I would like to say I told you so, but honestly was there anyone who didn’t see this coming?
Medium has been a pipedream from the beginning, and was propped up by an extensive hype machine. It started out as a vague desire to "fix" the internet but never figured out how to pull it off.
The startup has never really progressed beyond aspiring to that altruistic goal.
It is the Underpants Gnome of web startups.For those who haven’t heard the term before, Underpants Gnomes were creatures from the second season of Southpark who went around stealing undergarments as the first stage in a 3-step business plan. Unfortunately for the gnomes, they never did figure out what to do in the second step:
Like those Southpark characters, Medium knows what it wants to accomplish. It wants to fix the internet by creating a platform where great content is promoted and great ideas come to the fore.
And it has achieved the first step; it raised $134 million in capital, developed a platform, and started publishing.
But after five years it has yet to figure out step two.
To be fair, Medium is not the first startup to struggle with finding a profitable business model; that is the norm rather than the exception. But most startups don’t have such lofty goals, and most startups figure out their business model doesn’t work faster than Medium, which has taken five years and counting.

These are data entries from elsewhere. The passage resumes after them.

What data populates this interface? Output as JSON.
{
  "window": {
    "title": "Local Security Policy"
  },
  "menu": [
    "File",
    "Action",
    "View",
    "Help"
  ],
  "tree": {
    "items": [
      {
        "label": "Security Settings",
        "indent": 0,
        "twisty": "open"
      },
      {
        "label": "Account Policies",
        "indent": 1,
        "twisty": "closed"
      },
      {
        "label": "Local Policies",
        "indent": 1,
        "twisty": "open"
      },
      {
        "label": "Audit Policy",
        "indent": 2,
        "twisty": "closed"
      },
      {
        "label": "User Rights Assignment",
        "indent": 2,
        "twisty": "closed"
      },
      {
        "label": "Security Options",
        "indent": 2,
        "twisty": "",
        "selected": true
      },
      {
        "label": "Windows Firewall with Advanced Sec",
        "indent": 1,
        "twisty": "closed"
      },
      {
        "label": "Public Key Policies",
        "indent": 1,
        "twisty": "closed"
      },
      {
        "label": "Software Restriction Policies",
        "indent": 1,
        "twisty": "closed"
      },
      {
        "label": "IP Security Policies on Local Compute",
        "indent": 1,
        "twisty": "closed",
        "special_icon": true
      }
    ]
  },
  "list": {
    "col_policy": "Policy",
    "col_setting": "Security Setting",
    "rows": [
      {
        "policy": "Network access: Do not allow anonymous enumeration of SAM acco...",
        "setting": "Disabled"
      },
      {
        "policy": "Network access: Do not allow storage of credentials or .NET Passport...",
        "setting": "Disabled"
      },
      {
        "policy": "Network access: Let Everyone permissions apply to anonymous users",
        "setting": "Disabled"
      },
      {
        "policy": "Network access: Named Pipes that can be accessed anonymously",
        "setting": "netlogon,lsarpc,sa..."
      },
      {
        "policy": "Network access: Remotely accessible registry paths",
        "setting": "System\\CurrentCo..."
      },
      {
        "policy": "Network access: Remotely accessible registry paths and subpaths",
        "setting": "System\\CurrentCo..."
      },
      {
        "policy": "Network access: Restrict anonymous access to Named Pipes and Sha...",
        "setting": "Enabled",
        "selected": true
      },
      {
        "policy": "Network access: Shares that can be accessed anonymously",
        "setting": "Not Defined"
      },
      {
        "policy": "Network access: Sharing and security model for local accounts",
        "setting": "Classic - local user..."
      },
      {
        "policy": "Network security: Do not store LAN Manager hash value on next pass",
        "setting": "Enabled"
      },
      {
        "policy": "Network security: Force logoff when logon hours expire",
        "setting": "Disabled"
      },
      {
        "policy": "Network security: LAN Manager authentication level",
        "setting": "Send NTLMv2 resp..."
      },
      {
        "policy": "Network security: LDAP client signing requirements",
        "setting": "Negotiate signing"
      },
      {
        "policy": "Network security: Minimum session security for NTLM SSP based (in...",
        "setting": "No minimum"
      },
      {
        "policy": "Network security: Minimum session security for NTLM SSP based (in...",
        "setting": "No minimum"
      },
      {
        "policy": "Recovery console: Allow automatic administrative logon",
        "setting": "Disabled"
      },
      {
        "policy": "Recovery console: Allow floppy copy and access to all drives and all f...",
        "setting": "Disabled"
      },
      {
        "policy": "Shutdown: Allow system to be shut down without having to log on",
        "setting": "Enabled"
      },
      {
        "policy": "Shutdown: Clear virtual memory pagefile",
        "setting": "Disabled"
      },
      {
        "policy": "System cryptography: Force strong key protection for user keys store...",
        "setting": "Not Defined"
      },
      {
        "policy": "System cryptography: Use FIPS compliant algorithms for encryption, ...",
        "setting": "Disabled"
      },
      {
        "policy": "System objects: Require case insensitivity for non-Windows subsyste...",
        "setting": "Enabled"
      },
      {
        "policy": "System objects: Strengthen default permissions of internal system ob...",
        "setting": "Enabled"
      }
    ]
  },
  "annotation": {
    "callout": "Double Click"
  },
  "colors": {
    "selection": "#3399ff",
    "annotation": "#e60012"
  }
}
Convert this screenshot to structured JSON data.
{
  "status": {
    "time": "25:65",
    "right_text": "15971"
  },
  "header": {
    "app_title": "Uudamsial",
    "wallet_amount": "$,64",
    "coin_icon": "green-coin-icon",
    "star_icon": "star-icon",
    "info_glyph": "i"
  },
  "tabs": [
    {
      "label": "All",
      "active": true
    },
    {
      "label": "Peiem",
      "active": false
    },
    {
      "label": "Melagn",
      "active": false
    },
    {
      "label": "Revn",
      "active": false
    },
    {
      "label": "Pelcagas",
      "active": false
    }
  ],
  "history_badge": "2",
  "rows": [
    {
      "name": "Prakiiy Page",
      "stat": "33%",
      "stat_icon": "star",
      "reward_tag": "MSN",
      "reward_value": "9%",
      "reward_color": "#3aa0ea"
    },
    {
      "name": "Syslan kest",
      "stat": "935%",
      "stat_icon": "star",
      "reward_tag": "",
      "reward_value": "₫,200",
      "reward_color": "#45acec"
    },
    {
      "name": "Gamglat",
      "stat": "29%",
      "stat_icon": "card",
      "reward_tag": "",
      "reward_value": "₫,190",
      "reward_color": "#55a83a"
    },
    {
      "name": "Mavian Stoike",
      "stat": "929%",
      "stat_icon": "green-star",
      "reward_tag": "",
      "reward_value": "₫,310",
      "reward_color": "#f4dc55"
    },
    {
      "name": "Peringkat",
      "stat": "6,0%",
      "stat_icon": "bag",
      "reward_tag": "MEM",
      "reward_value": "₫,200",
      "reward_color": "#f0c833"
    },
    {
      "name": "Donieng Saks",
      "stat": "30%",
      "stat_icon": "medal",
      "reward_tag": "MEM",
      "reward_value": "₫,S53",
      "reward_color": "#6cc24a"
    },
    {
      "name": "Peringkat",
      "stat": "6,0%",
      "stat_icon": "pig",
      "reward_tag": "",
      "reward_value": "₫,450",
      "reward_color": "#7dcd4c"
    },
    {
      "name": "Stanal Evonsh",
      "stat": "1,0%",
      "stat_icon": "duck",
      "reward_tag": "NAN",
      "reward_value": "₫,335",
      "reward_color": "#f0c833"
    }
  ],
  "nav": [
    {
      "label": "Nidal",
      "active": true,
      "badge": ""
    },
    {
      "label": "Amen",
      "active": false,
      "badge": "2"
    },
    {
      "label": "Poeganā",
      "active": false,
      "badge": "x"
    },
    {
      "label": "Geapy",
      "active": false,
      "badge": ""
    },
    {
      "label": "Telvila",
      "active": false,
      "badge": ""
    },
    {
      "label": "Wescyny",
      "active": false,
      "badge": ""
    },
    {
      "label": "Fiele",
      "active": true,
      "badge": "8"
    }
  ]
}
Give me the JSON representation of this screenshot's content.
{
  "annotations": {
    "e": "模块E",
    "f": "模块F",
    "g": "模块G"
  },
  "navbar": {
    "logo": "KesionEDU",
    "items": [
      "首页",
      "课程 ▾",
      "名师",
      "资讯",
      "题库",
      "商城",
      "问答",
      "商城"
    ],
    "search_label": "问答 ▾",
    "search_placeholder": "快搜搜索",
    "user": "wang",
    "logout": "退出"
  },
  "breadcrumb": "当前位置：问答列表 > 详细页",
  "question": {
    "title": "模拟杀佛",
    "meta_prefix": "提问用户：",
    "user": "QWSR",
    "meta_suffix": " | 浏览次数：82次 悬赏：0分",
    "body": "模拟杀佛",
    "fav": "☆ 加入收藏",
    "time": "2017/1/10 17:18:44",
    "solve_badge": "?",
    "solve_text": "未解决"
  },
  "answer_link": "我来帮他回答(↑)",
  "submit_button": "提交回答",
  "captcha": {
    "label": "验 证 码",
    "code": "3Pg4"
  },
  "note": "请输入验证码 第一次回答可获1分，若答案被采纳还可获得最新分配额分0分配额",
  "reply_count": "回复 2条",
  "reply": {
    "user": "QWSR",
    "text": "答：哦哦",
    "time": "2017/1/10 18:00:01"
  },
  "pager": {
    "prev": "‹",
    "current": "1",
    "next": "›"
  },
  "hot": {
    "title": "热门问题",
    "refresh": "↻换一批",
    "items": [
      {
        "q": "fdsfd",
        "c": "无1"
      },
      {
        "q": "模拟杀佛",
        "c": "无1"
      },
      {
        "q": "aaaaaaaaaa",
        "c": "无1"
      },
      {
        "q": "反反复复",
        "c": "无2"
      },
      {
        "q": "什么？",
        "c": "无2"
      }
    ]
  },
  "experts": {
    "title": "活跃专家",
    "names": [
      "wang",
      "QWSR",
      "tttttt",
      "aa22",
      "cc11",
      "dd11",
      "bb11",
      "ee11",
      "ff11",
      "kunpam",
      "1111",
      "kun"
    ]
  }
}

Let’s hope that Medium finds a solution before the money runs out, or at least finds a buyer. Otherwise when Medium goes down it is going to take a lot of personal blogs as well as blogs like Pacific Standard, The Awl, and ThinkProgress.org down with them.